(Exercise material)
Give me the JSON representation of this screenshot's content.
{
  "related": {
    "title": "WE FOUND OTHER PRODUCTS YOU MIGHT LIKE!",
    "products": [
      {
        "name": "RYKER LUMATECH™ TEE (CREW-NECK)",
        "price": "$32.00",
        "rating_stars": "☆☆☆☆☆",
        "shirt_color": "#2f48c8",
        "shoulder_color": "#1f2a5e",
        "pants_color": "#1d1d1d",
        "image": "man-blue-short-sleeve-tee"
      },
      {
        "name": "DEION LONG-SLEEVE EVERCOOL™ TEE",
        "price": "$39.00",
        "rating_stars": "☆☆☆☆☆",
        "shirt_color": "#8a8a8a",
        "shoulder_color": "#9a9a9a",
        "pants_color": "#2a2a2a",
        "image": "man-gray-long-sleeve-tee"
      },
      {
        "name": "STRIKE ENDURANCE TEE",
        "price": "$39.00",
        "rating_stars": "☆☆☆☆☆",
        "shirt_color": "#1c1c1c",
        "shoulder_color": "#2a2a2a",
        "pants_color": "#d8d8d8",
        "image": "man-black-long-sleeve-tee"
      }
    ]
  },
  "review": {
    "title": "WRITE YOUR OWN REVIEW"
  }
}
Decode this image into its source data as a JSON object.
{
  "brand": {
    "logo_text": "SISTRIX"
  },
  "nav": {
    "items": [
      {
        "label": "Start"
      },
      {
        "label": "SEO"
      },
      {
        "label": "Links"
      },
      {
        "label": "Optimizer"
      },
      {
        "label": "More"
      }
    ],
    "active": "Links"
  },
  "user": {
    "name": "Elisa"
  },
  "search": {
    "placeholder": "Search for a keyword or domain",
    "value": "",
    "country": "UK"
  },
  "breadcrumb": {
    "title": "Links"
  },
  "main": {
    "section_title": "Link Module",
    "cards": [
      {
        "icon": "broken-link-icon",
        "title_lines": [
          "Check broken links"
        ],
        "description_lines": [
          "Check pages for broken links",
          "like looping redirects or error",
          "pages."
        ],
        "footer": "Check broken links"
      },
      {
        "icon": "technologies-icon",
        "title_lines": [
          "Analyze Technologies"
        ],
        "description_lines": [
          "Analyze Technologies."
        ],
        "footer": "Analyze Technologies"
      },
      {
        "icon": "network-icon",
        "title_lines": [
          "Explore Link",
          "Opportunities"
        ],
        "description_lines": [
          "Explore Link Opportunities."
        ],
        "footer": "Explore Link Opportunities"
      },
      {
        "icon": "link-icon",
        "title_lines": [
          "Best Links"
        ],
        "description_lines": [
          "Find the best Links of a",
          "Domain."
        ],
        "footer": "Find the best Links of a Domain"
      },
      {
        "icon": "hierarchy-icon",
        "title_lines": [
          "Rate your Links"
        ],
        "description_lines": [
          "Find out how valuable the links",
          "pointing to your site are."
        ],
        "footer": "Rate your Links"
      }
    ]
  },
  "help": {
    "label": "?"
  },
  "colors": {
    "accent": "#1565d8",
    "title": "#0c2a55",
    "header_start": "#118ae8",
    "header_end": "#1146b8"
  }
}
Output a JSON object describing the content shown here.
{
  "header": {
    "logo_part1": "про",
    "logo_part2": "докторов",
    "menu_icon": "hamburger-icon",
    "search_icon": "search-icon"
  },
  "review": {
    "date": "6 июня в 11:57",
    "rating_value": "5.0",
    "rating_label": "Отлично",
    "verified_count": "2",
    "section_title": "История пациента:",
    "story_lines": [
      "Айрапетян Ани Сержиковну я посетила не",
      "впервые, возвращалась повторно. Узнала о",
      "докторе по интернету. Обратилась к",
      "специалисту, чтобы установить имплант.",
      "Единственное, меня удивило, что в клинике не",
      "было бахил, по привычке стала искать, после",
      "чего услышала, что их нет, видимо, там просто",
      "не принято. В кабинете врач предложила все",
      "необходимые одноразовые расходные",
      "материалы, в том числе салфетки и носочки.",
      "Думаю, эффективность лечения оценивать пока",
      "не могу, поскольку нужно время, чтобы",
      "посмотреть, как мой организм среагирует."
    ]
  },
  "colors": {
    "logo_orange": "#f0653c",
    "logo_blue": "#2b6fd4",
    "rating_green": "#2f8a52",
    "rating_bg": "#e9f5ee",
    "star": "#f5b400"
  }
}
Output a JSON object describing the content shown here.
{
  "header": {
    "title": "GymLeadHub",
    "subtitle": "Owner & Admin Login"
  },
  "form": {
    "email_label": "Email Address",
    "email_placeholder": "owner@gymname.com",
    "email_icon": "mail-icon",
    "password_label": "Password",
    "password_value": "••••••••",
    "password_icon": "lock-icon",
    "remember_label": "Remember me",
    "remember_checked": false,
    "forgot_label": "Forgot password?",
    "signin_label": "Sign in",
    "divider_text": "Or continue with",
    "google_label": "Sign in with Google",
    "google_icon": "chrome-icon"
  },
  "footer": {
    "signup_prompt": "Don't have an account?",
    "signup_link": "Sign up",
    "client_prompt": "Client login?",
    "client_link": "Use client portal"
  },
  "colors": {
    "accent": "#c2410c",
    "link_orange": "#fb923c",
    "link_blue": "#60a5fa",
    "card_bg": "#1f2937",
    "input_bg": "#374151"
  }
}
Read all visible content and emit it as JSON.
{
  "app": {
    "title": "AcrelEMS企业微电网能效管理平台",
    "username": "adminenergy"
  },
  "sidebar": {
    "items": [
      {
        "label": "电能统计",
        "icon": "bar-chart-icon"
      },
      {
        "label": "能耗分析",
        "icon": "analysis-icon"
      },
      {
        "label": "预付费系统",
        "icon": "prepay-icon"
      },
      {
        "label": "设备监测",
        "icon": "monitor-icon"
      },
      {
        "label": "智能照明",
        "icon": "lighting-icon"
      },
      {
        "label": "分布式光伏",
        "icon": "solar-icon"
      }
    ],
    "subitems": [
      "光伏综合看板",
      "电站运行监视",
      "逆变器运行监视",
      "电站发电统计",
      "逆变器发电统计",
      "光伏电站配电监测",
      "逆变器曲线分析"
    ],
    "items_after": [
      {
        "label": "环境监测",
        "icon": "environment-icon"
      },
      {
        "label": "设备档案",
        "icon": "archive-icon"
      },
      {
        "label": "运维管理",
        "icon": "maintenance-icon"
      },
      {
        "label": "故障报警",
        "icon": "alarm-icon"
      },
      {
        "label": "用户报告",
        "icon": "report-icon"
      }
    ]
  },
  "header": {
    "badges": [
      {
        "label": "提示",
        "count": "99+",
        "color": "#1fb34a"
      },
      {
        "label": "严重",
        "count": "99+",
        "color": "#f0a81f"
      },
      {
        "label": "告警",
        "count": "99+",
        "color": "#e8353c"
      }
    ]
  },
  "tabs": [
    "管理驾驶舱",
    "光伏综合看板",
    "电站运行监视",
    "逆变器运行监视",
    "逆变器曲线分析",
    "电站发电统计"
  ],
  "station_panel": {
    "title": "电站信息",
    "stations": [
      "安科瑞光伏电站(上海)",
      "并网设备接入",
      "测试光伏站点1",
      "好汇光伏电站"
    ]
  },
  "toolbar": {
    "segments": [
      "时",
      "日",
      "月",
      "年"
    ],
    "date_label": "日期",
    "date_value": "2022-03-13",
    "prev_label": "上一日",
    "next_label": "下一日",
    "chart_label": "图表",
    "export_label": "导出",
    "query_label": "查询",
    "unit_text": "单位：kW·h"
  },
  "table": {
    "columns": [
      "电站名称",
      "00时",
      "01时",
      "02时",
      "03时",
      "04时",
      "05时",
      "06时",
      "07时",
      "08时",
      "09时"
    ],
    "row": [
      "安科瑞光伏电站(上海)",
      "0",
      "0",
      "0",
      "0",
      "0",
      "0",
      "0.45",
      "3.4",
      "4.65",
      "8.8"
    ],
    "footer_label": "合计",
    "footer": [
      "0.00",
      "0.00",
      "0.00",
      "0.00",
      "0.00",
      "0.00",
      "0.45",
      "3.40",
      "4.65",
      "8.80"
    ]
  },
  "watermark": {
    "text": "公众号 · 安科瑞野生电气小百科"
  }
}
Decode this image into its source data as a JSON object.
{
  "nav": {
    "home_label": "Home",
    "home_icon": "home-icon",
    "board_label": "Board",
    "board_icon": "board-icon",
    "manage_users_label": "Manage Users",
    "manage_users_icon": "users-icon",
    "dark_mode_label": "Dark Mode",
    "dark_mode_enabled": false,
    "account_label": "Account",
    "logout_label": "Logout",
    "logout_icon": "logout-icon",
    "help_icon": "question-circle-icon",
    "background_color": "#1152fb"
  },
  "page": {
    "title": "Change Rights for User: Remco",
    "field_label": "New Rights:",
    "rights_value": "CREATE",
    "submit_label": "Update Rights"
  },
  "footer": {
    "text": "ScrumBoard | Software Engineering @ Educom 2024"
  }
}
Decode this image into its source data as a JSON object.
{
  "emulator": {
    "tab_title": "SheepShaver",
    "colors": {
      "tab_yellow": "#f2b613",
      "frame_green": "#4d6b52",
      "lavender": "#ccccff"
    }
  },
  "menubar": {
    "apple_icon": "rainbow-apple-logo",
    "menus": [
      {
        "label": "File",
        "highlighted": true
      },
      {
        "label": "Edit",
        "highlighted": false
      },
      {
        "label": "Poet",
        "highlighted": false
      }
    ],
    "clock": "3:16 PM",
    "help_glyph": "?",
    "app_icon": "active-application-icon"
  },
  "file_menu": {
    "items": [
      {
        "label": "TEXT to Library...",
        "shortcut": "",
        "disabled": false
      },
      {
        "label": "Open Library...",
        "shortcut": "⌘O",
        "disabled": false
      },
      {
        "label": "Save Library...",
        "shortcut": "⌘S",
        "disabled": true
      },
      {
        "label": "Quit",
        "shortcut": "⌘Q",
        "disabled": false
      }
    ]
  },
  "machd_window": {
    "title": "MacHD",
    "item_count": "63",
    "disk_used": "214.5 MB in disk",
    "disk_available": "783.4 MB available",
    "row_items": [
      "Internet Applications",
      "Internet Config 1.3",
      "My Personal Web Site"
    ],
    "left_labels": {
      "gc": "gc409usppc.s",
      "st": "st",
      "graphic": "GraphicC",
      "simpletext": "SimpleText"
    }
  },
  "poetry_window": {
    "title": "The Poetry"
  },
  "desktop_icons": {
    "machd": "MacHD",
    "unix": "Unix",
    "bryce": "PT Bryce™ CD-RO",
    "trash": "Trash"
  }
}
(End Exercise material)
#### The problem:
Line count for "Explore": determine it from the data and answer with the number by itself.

#### Answer:
3